Aside from driving another stake through the heart of Mangum’s credibility, these results showed that Mangum’s story could be true only if three lacrosse players had somehow contrived to leave no trace of themselves on or in her body while beating, kicking, and raping her vaginally, anally, and orally for 30 minutes, with no condoms, and with at least one ejaculating. Meehan’s tests also showed that Mangum was such a hospitable host for preservation of left-over male DNA that stuff from previous encounters with several other men was still lying around. In other words, her story could not possibly be true.
The presence of the unidentified males’ DNA -- virtually conclusive proof of innocence -- was suppressed in Meehan’s report. After defense lawyer Brad Bannon had figured this out by doggedly sleuthing through almost 2,000 pages of documents, Meehan tried to bluff his way out of the problem during a climactic hearing on December 15 by initially denying what his own documents proved. Bannon -- briefly terrified that he might have missed something -- proceeded to dismantle the DNA expert, cell by squirming cell, in the most thrilling cross-examination either of us have ever witnessed.
--Judge Ron Stephens, former Durham DA (and Nifong boss), who handled the case from March into June 2006, consistently rubber-stamped whatever Nifong asked and evinced hostility to defense lawyers who challenged the DA.
North Carolina non-testimonial orders require probable cause to believe that a crime was committed and reasonable grounds to believe that each individual subject of the NTO could have committed the crime.
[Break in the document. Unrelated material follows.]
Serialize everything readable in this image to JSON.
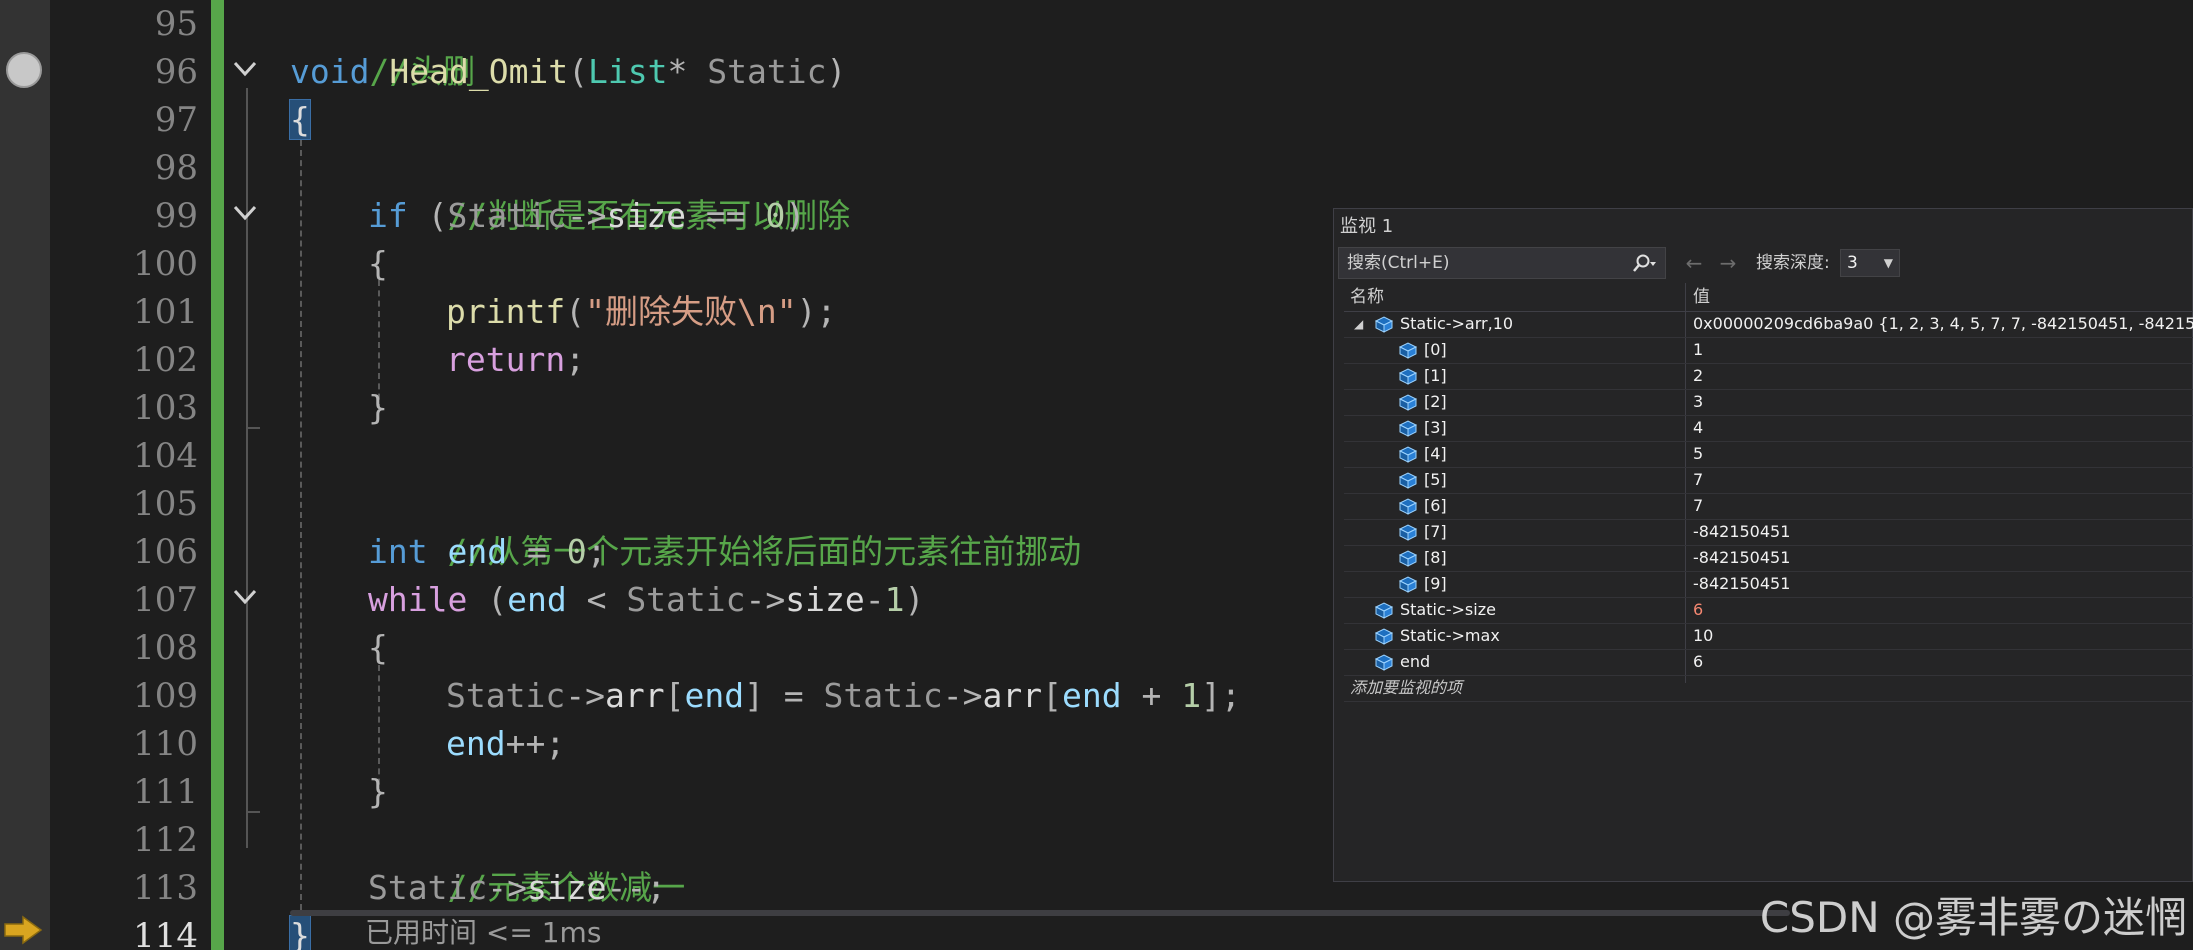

Yet Stephens signed off on a March 23, 2006 NTO requiring all 46 white lacrosse players to give DNA -- even though police didn’t show reasonable grounds that many of the lacrosse players even attended the party, much less could have committed the “crime.”
The move previewed the judge’s performance throughout the case. In April, he set $400,000 bonds, suggesting that Collin Finnerty and Reade Seligmann were flight risks. In an early November interview with The New York Times, he issued a de facto endorsement of Nifong’s re-election. And last month, he served as a character witness for Nifong at the ex-DA’s criminal contempt trial. His argument: Nifong’s punishment should be minimized because Nifong was an ethical beacon to a generation of Durham ADA’s.
The last 18 months, in short, have revealed a deeply flawed legal culture in North Carolina’s fourth largest city. And good reason exists to believe that the lacrosse case only exposed a fraction of Durham’s corruption. To conclude with a vignette: during Nifong’s criminal contempt trial, Durham judge Marcia Morey testified for the ex-DA. Morey offered an unusual argument to minimize Nifong’s repeated lies to the court to conceal his discussions with Dr. Meehan of the undisclosed exculpatory DNA test results.
Prosecutors, Morey asserted, had less of an obligation to be candid before a trial date was set. “I do think it makes a difference,” the judge continued. “Are you are at a trial stage, [or] are you at a pretrial conference?” Her apparent implication: Pretrial, at least, why make a fuss about a little lying between friends -- prosecutors and judges -- for the sake of helping prosecutors oppress innocent people?